Goals

 

1. Becoming a gathering place for serving the wider community — Giving witness to the community, like a “city on a hill,” with a focus on gathering to dialogue, educate and learn about wider community concerns, sharing this building, and drawing others in through service and serving; for example, reaching out to children in need, offering services such as tutoring and mentoring

Six-month goals:  Clarified focus, organized leadership, and at least one more community-focused program offered

Next steps:

a. Redefine the name of this initiative and clarify its role
b. Establish a group to lead this initiative
c. Communicate with the congregation and key community contacts to gather more information about areas to be addressed; Northern Berkshire Community Coalition can be helpful
d. Invite others into short-term, project-oriented ministries

 

2. Developing opportunities for growing in our faith — coming together in Sunday morning worship to be unified and centered spiritually; conducting a ministry of education and action engaging all ages by expanding our outreach to students and young adults, revitalizing our Christian education for children and youth, continuing and expanding adult programs; and engaging others through music.

Six-month goals: Shifting from seeing worship as a “religious institution” to “mission and ministry;”

Next steps:

a. Encourage assistance to the Deacons in designing worship
b. Add college and high school students as helpers for Deacons
c. Focus on specific age groups
d. Determine a plan for children’s programs
e. Continue and expand programs such as recent forums

 

3. Promoting eco-justice — A ministry of environment awareness and action engaging all ages,
involving the building inside and out, offering education and mentoring to youth in the community and
at the College, collaborating with others in the community (CET, Restore), facilitating small group
interaction and dialogue

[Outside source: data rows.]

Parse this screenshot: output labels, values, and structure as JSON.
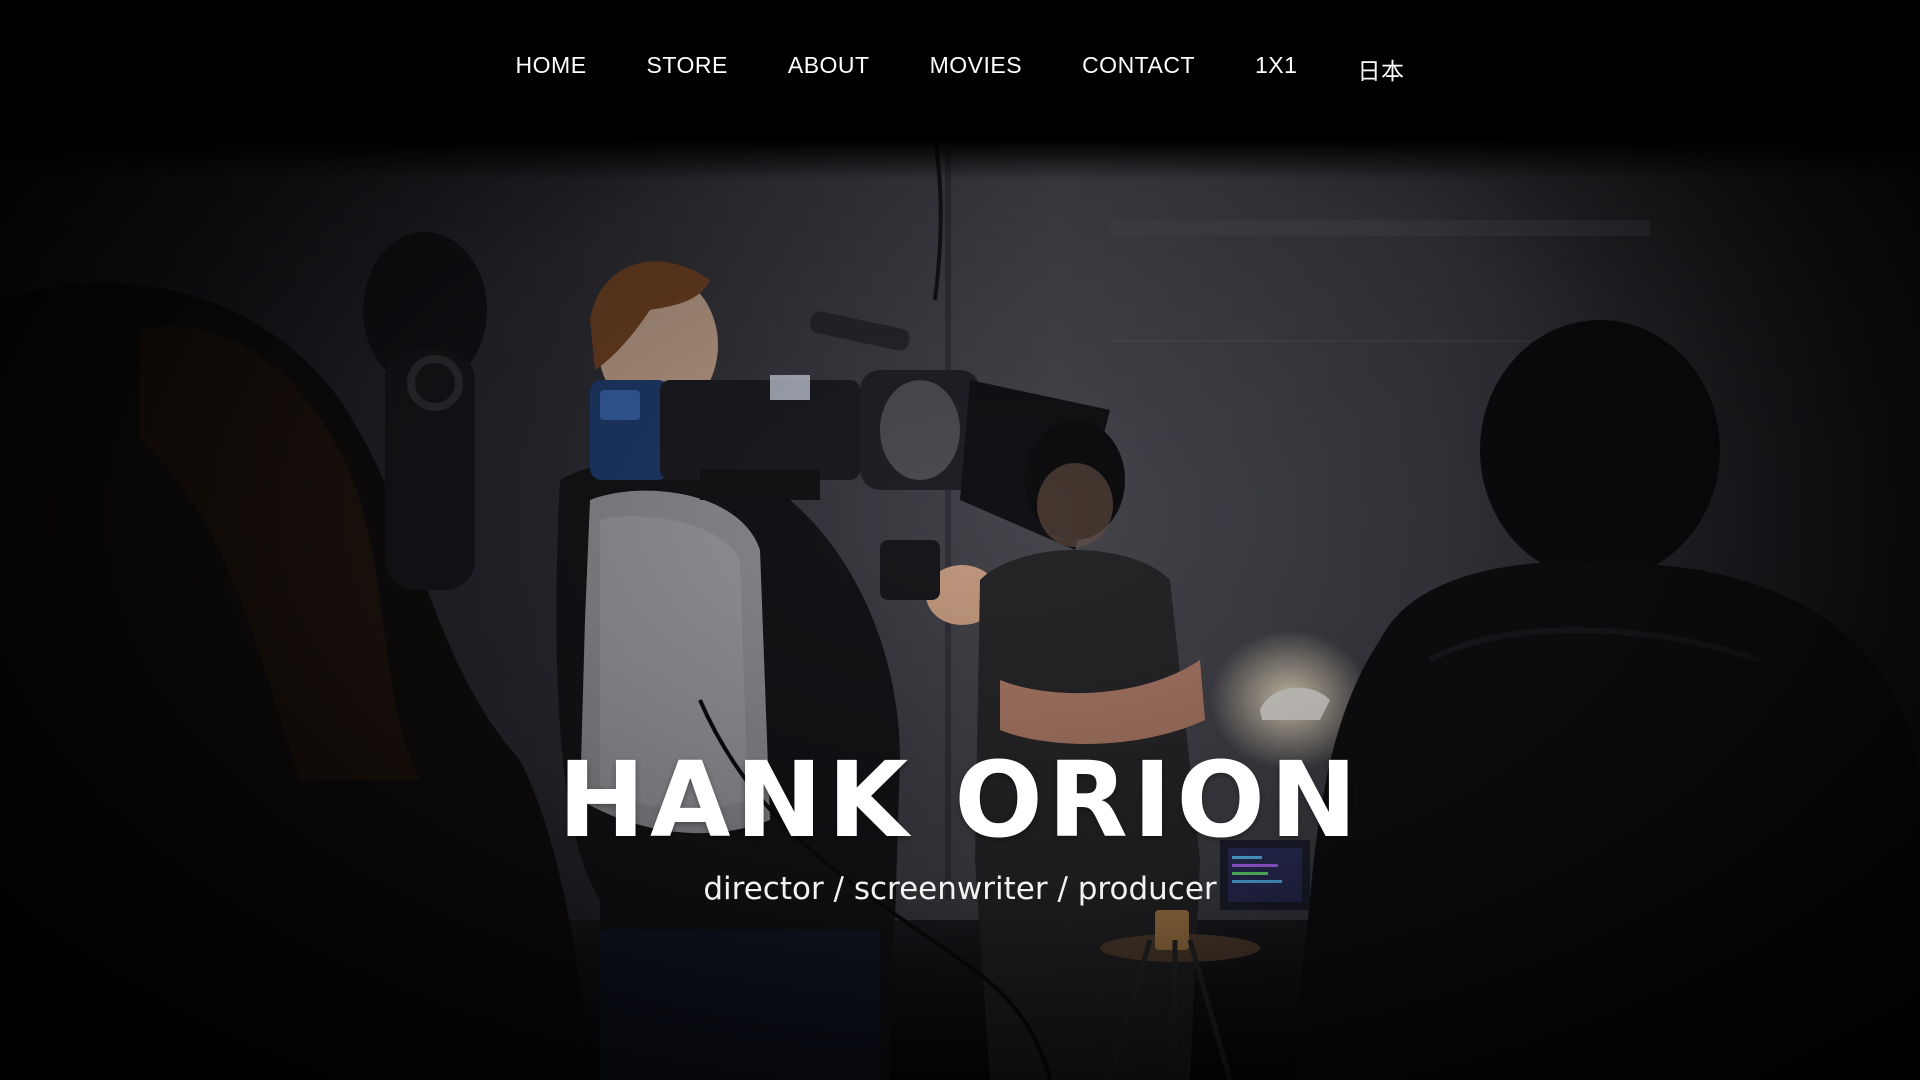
{
  "nav": {
    "items": [
      {
        "label": "HOME"
      },
      {
        "label": "STORE"
      },
      {
        "label": "ABOUT"
      },
      {
        "label": "MOVIES"
      },
      {
        "label": "CONTACT"
      },
      {
        "label": "1X1"
      },
      {
        "label": "日本"
      }
    ]
  },
  "hero": {
    "title": "HANK ORION",
    "subtitle": "director / screenwriter / producer",
    "image_subject": "film-crew-camera-operator-photo"
  },
  "colors": {
    "background": "#000000",
    "text": "#ffffff"
  }
}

Six-month goals: Expansion of existing efforts

Next steps:

a. Dialogue with the College and other organizations
b. Educate through forums
c. Evaluate building needs and opportunities

 

4. Reaching out more intentionally to Williams College (the College) — Engaging students through opportunities such as service projects, environmental programs, and music at the Church;  collaborating with college staff and faculty; exploring and developing a deeper relationship with the Center for Developmental Economics to facilitate dialogue with other faiths.

Six-month goals: Engagement of a number of college students, consistent communication with the College and the students, and identified opportunities for involvement other than Sunday morning

Next steps:

a. Begin a grassroots effort with students
b. Initiate an organizational effort relative to building usage
c. Use student orientation (August 31) to offer an invitation to specific, concrete opportunities, projects and services

 

5. Expanding our welcome and outreach as an “open & affirming” congregation — Doing more for the College and the community in this regard.

 

 

6. Enhancing our physical space — So that it is more vibrant and active and reflects what we’re about, the intellectual and spiritual environment that nurtures us.

Six-month goals: A process and plan in place and communicated to the congregation

Next steps:

a. Continue efforts already underway
b. Look at the Sanctuary for incremental change
c. Identify additional opportunities for sharing space

 

7.

Communicating — sharing with the congregation and the community

 

Next steps:

a. Create “bill boards” in the church — upstairs and downstairs
b. Create a team and a plan for Public Relations